▶ What to do: Each entry below should appear again exactly as written, without pictures.

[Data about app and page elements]
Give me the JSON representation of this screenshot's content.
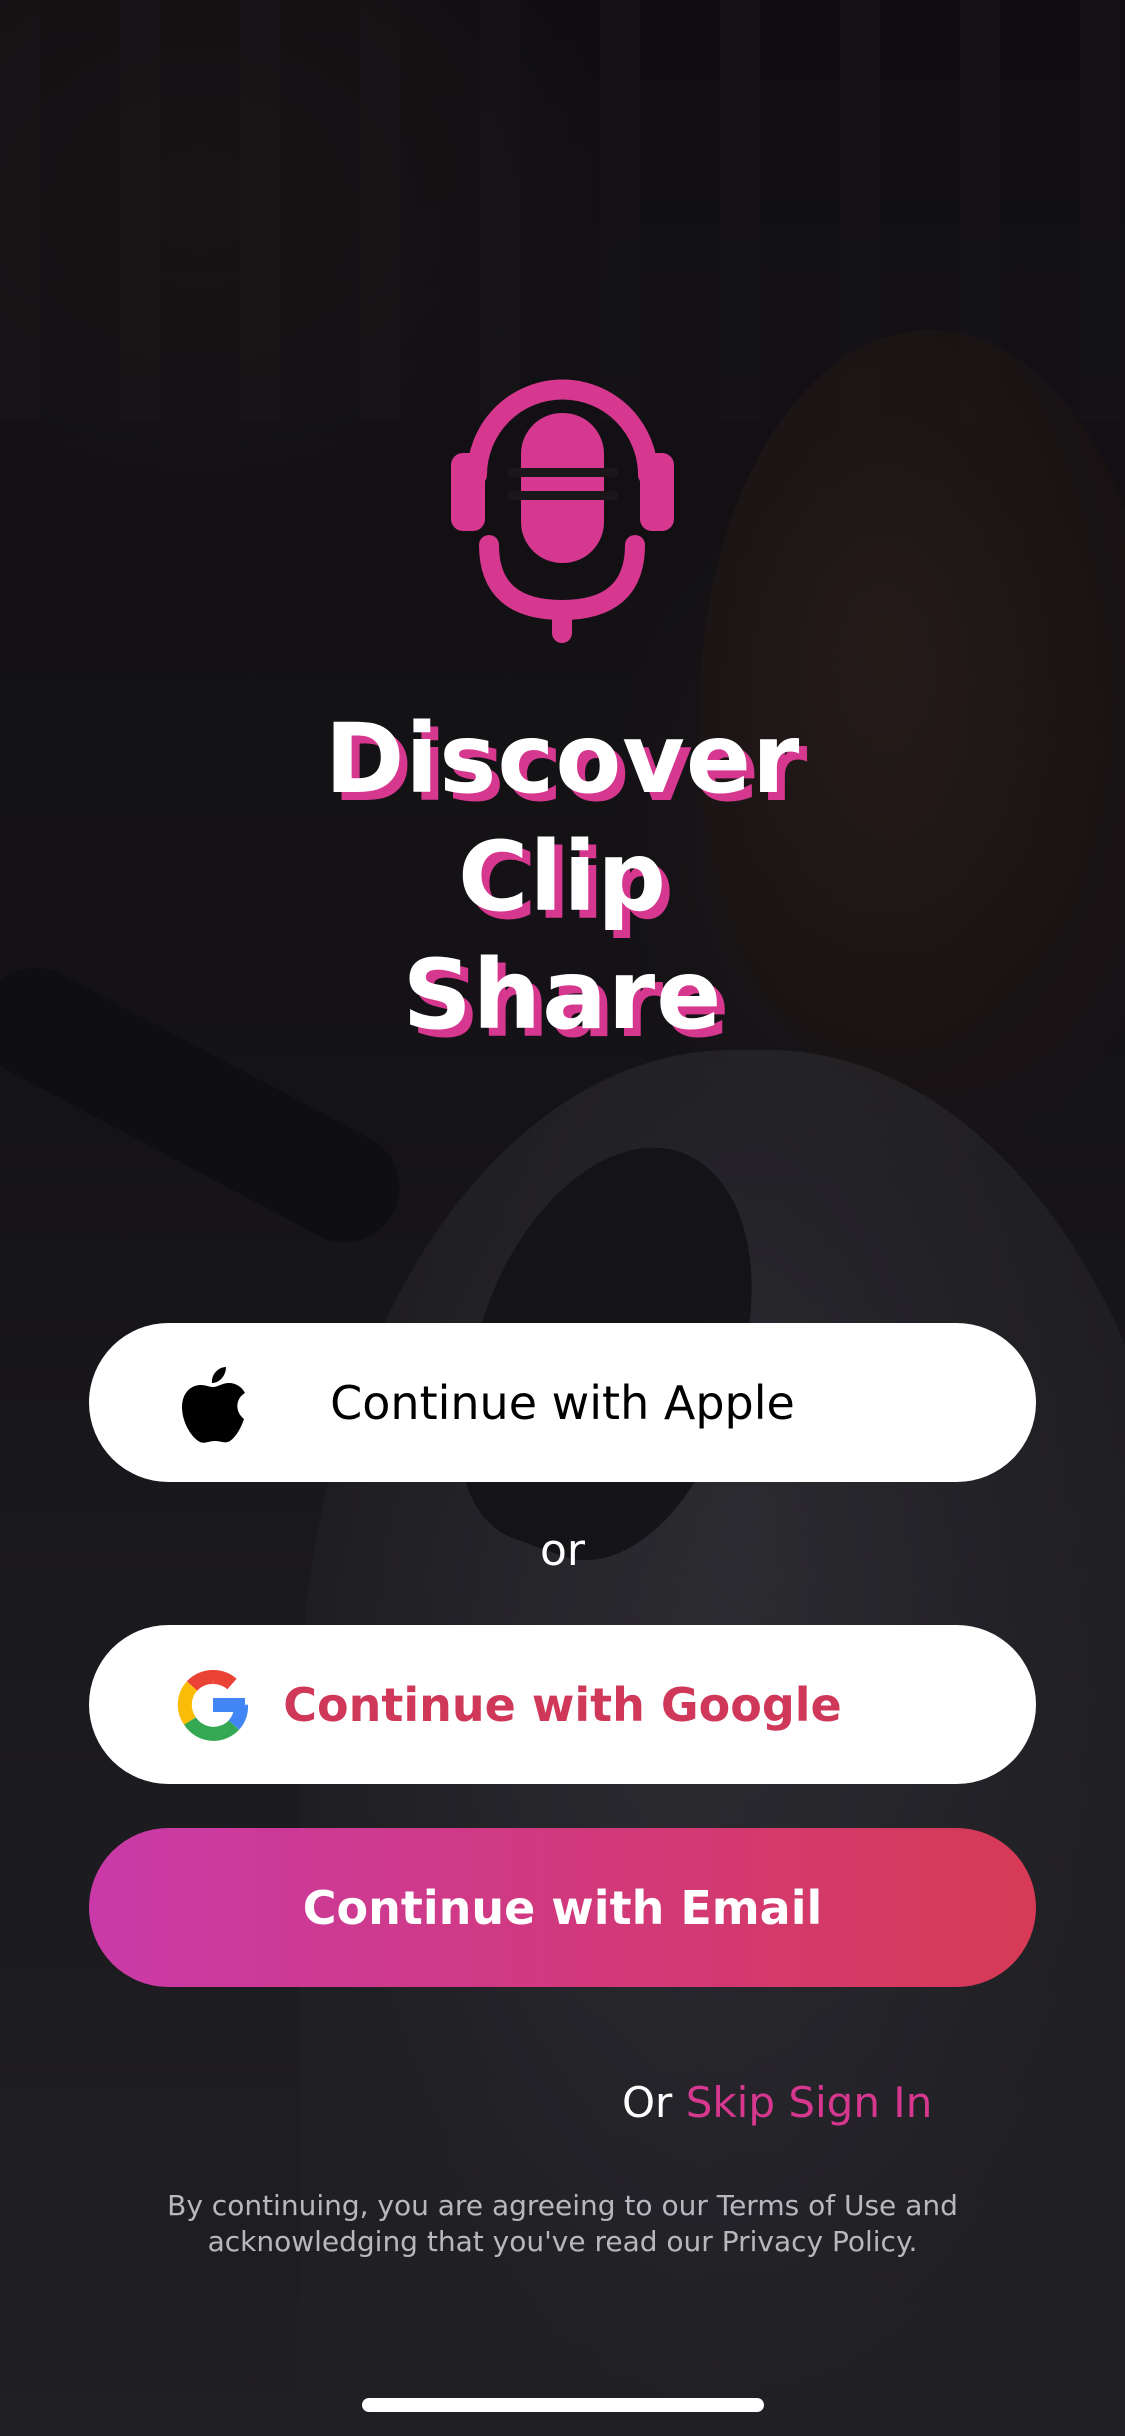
{
  "brand": {
    "logo_icon": "podcast-headphones-mic-icon",
    "accent_color": "#d6378f",
    "title_lines": [
      "Discover",
      "Clip",
      "Share"
    ]
  },
  "auth": {
    "apple": {
      "label": "Continue with Apple",
      "icon": "apple-logo-icon"
    },
    "separator": "or",
    "google": {
      "label": "Continue with Google",
      "icon": "google-logo-icon",
      "color": "#d0385a"
    },
    "email": {
      "label": "Continue with Email",
      "gradient": [
        "#c93aa8",
        "#d63a55"
      ]
    }
  },
  "skip": {
    "prefix": "Or",
    "link_label": "Skip Sign In"
  },
  "legal": {
    "line1": "By continuing, you are agreeing to our Terms of Use and",
    "line2": "acknowledging that you've read our Privacy Policy."
  }
}
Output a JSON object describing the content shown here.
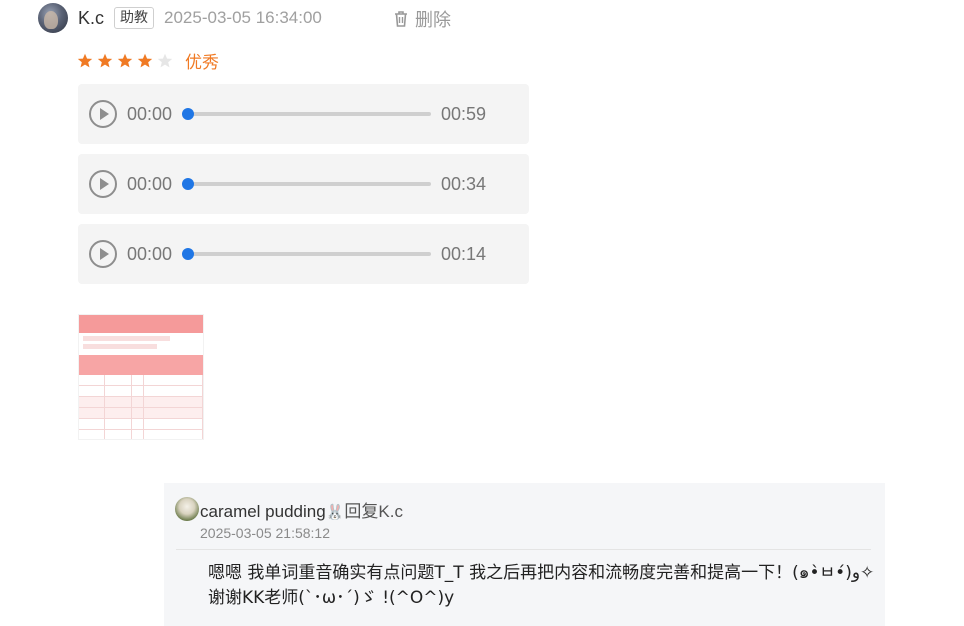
{
  "comment": {
    "username": "K.c",
    "badge": "助教",
    "timestamp": "2025-03-05 16:34:00",
    "delete_label": "删除",
    "rating": {
      "value": 4,
      "max": 5,
      "label": "优秀",
      "active_color": "#f07a24",
      "inactive_color": "#e6e6e6"
    },
    "audios": [
      {
        "current": "00:00",
        "total": "00:59",
        "progress": 0
      },
      {
        "current": "00:00",
        "total": "00:34",
        "progress": 0
      },
      {
        "current": "00:00",
        "total": "00:14",
        "progress": 0
      }
    ],
    "attachment_icon": "scoresheet-image-thumbnail"
  },
  "reply": {
    "username": "caramel pudding",
    "user_emoji": "🐰",
    "reply_to": "回复K.c",
    "timestamp": "2025-03-05 21:58:12",
    "text_line1": "嗯嗯 我单词重音确实有点问题T_T 我之后再把内容和流畅度完善和提高一下！(๑•̀ㅂ•́)و✧",
    "text_line2": "谢谢KK老师(`･ω･´)ゞ !(^O^)y"
  },
  "colors": {
    "accent": "#1f76e5",
    "rating": "#f07a24"
  }
}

▶ Exercise result:
Give me the JSON representation of this screenshot's content.
{
  "brand": {
    "logo_icon": "podcast-headphones-mic-icon",
    "accent_color": "#d6378f",
    "title_lines": [
      "Discover",
      "Clip",
      "Share"
    ]
  },
  "auth": {
    "apple": {
      "label": "Continue with Apple",
      "icon": "apple-logo-icon"
    },
    "separator": "or",
    "google": {
      "label": "Continue with Google",
      "icon": "google-logo-icon",
      "color": "#d0385a"
    },
    "email": {
      "label": "Continue with Email",
      "gradient": [
        "#c93aa8",
        "#d63a55"
      ]
    }
  },
  "skip": {
    "prefix": "Or",
    "link_label": "Skip Sign In"
  },
  "legal": {
    "line1": "By continuing, you are agreeing to our Terms of Use and",
    "line2": "acknowledging that you've read our Privacy Policy."
  }
}
Output a JSON object describing the content shown here.
{
  "comment": {
    "username": "K.c",
    "badge": "助教",
    "timestamp": "2025-03-05 16:34:00",
    "delete_label": "删除",
    "rating": {
      "value": 4,
      "max": 5,
      "label": "优秀",
      "active_color": "#f07a24",
      "inactive_color": "#e6e6e6"
    },
    "audios": [
      {
        "current": "00:00",
        "total": "00:59",
        "progress": 0
      },
      {
        "current": "00:00",
        "total": "00:34",
        "progress": 0
      },
      {
        "current": "00:00",
        "total": "00:14",
        "progress": 0
      }
    ],
    "attachment_icon": "scoresheet-image-thumbnail"
  },
  "reply": {
    "username": "caramel pudding",
    "user_emoji": "🐰",
    "reply_to": "回复K.c",
    "timestamp": "2025-03-05 21:58:12",
    "text_line1": "嗯嗯 我单词重音确实有点问题T_T 我之后再把内容和流畅度完善和提高一下！(๑•̀ㅂ•́)و✧",
    "text_line2": "谢谢KK老师(`･ω･´)ゞ !(^O^)y"
  },
  "colors": {
    "accent": "#1f76e5",
    "rating": "#f07a24"
  }
}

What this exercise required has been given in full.